Step #11 Attack Tree/Risk Scenario Creation
Step #12 Validate Findings
Stage #3 Risk calculation and Management
Step #13 Calculate Risk
Step #14 Prioritize and Deploy Mitigation
Step #15 Validate Mitigation
Although many senior level cyber security professionals are capable of conducting a risk assessment, it is recommended that these individuals have SCADA/ICS experience as the standard tools in the cyber security arena are generally woefully inadequate in the SCADA/ICS arena. In addition, some of these tools can actually have adverse affects on SCADA/ICS systems.
SCADA/ICS Risk Assessment Methods
Over the years, a number of researchers have developed methods of risk assessment. The following list is meant to be a summary of the most prominent research. Note that not all these methods apply to every SCADA/ICS environment (check the sector column) and not all of them have been evaluated in live environments.
Authors and Year Sector Goal Evaluation Method
Risk Management Protocols/Standards/Frameworks
In addition to methods listed above, there are a number of risk assessment protocols, standards and frameworks available to managers in this industry. These often incorporate the methods and methodologies of the research listed above, but not always.
The most prominent of these include;
(1) NIST 800-82
This document, first published in 2008, recommends that "established" security and vulnerability testing methodologies be adapted to SCADA/ICS. NIST notes and cautions that these established security and vulnerability tests may cause failure in a more fragile ICS environments.
(2) North American Electrical Reliability Council (NERC)
Published its "Vulnerability and Risk Assessment" in 2002 and has not been updated. They have also published a number of Critical Infrastructure Protection (CIP) standards. These standards only require that entities, "identify and document a risk-based assessment methodology". This structure leaves a lot of wiggle room by managers to avoid negative reports and leave facilities still vulnerable.
(3) Cyber Security Evaluation Tool or CSET
This tool, developed by the U.S. DHS, is available for free. It is used to SCADA/ICS security assessments against industry standards. DHS describes their tool as "a desktop software tool that guides users through a step-by- step process to assess their control system and information technology network security practices against recognized industry standards"
Look for my upcoming tutorial on CSET here on Hackers-Arise.
(4) INL National SCADA Test Bed Program (NSTB)
This program is intended to share information among stakeholders in the industry obtained through risk assessments. Keeping in mind that much of that information is business sensitive, INL works with the industry partners to determine which information is disclosed. Although this is necessary to garner cooperation, it is also a weakness of the program.

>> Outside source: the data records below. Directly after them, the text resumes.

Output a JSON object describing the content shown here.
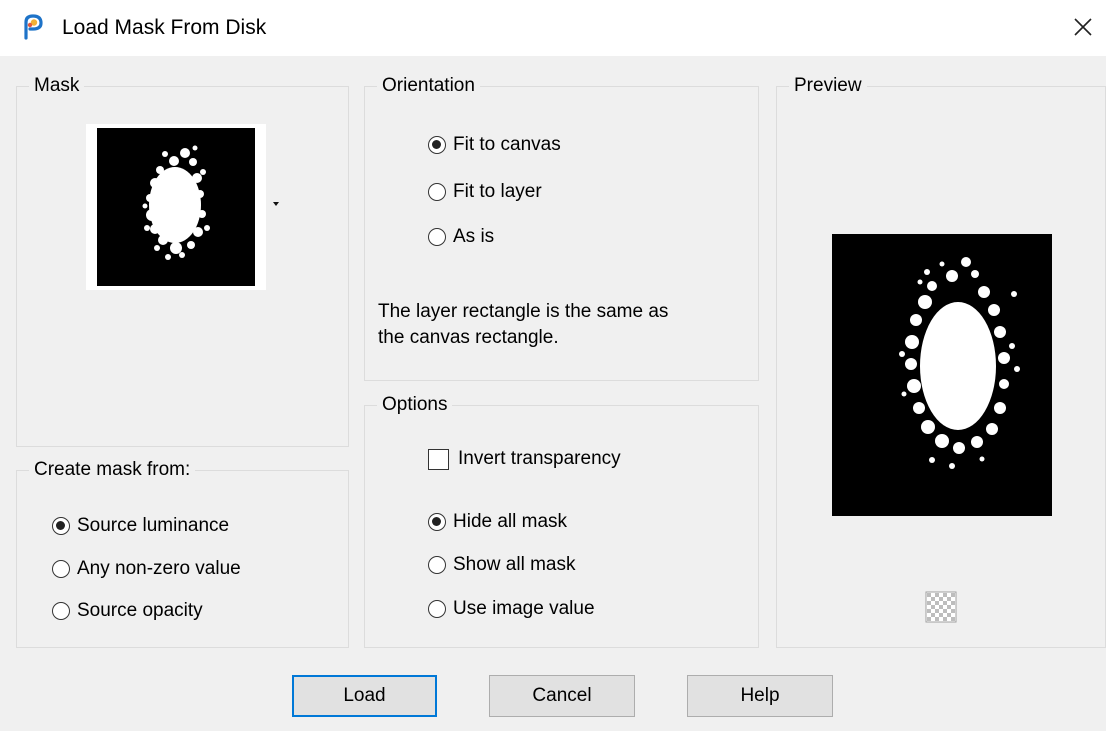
{
  "window": {
    "title": "Load Mask From Disk",
    "icon": "paint-brush-app-icon",
    "close_icon": "close-icon"
  },
  "mask": {
    "legend": "Mask",
    "thumbnail": "mask-thumbnail-image",
    "dropdown_icon": "triangle-down-icon"
  },
  "create_mask_from": {
    "legend": "Create mask from:",
    "options": [
      {
        "label": "Source luminance",
        "selected": true
      },
      {
        "label": "Any non-zero value",
        "selected": false
      },
      {
        "label": "Source opacity",
        "selected": false
      }
    ]
  },
  "orientation": {
    "legend": "Orientation",
    "options": [
      {
        "label": "Fit to canvas",
        "selected": true
      },
      {
        "label": "Fit to layer",
        "selected": false
      },
      {
        "label": "As is",
        "selected": false
      }
    ],
    "description_line1": "The layer rectangle is the same as",
    "description_line2": "the canvas rectangle."
  },
  "options": {
    "legend": "Options",
    "invert_transparency": {
      "label": "Invert transparency",
      "checked": false
    },
    "mask_display": [
      {
        "label": "Hide all mask",
        "selected": true
      },
      {
        "label": "Show all mask",
        "selected": false
      },
      {
        "label": "Use image value",
        "selected": false
      }
    ]
  },
  "preview": {
    "legend": "Preview",
    "image": "mask-preview-image",
    "toggle_icon": "checkerboard-icon"
  },
  "buttons": {
    "load": "Load",
    "cancel": "Cancel",
    "help": "Help"
  },
  "colors": {
    "accent": "#0078d7",
    "dialog_bg": "#f0f0f0"
  }
}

(5) Ideal-Based Risk Assessment and Metrics
This method is unique in that it works from an "ideal state" and works backward to determine how far the target is from this ideal state of security. This approach is useful in an environment, like SCADA/ICS, where little data exists to assess the probabilities of a breach. The drawback to this system is its complexity and its subjectivity of risk scoring against an ideal system.
Risk assessment is key first step in securing a SCADA/ICS site from a security breach. Unfortunately, risk assessment in such an environment is fraught with perils including the heterogeneity of the industry and protocols, a lack of good data on breaches and the difficulty of assessing the consequences of such a breach. Despite these hurdles, we must still be willing to periodically objectively assess the risk of these far too vulnerable and yet critical facilities, if we are to have any success in making them more secure.
In my next tutorial in this series, we will examining one of these Risk Assessment Guidelines/Tools, the U.S. Homeland Security's CSET risk assessment framework.